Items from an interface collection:
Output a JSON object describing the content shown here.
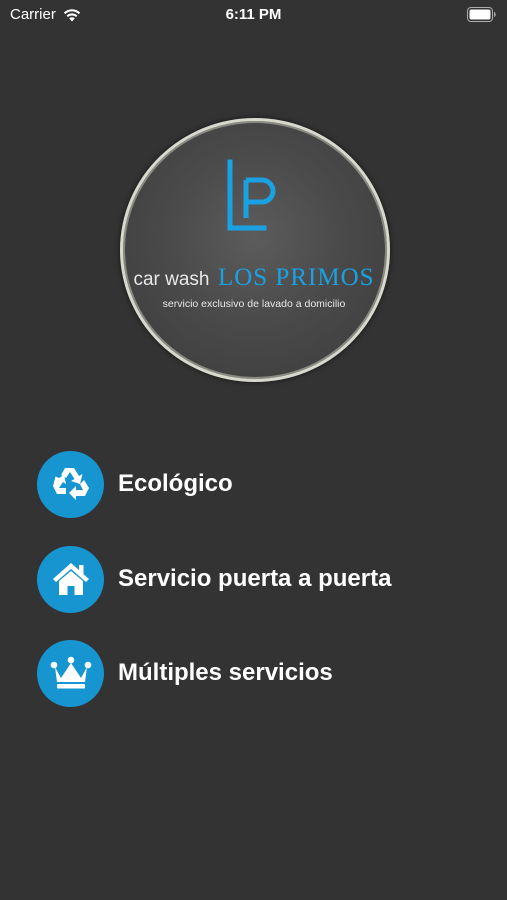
{
  "status_bar": {
    "carrier": "Carrier",
    "time": "6:11 PM",
    "icons": [
      "wifi-icon",
      "battery-icon"
    ]
  },
  "logo": {
    "monogram": "LP",
    "prefix": "car wash",
    "name": "LOS PRIMOS",
    "tagline": "servicio exclusivo de lavado a domicilio",
    "accent_color": "#1aa1e3"
  },
  "features": [
    {
      "label": "Ecológico",
      "icon": "recycle-icon"
    },
    {
      "label": "Servicio puerta a puerta",
      "icon": "house-icon"
    },
    {
      "label": "Múltiples servicios",
      "icon": "crown-icon"
    }
  ],
  "colors": {
    "background": "#333333",
    "badge": "#1695d0",
    "text": "#ffffff"
  }
}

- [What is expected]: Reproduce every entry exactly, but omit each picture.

- [Written reply]:
Output a JSON object describing the content shown here.
{
  "status_bar": {
    "carrier": "Carrier",
    "time": "6:11 PM",
    "icons": [
      "wifi-icon",
      "battery-icon"
    ]
  },
  "logo": {
    "monogram": "LP",
    "prefix": "car wash",
    "name": "LOS PRIMOS",
    "tagline": "servicio exclusivo de lavado a domicilio",
    "accent_color": "#1aa1e3"
  },
  "features": [
    {
      "label": "Ecológico",
      "icon": "recycle-icon"
    },
    {
      "label": "Servicio puerta a puerta",
      "icon": "house-icon"
    },
    {
      "label": "Múltiples servicios",
      "icon": "crown-icon"
    }
  ],
  "colors": {
    "background": "#333333",
    "badge": "#1695d0",
    "text": "#ffffff"
  }
}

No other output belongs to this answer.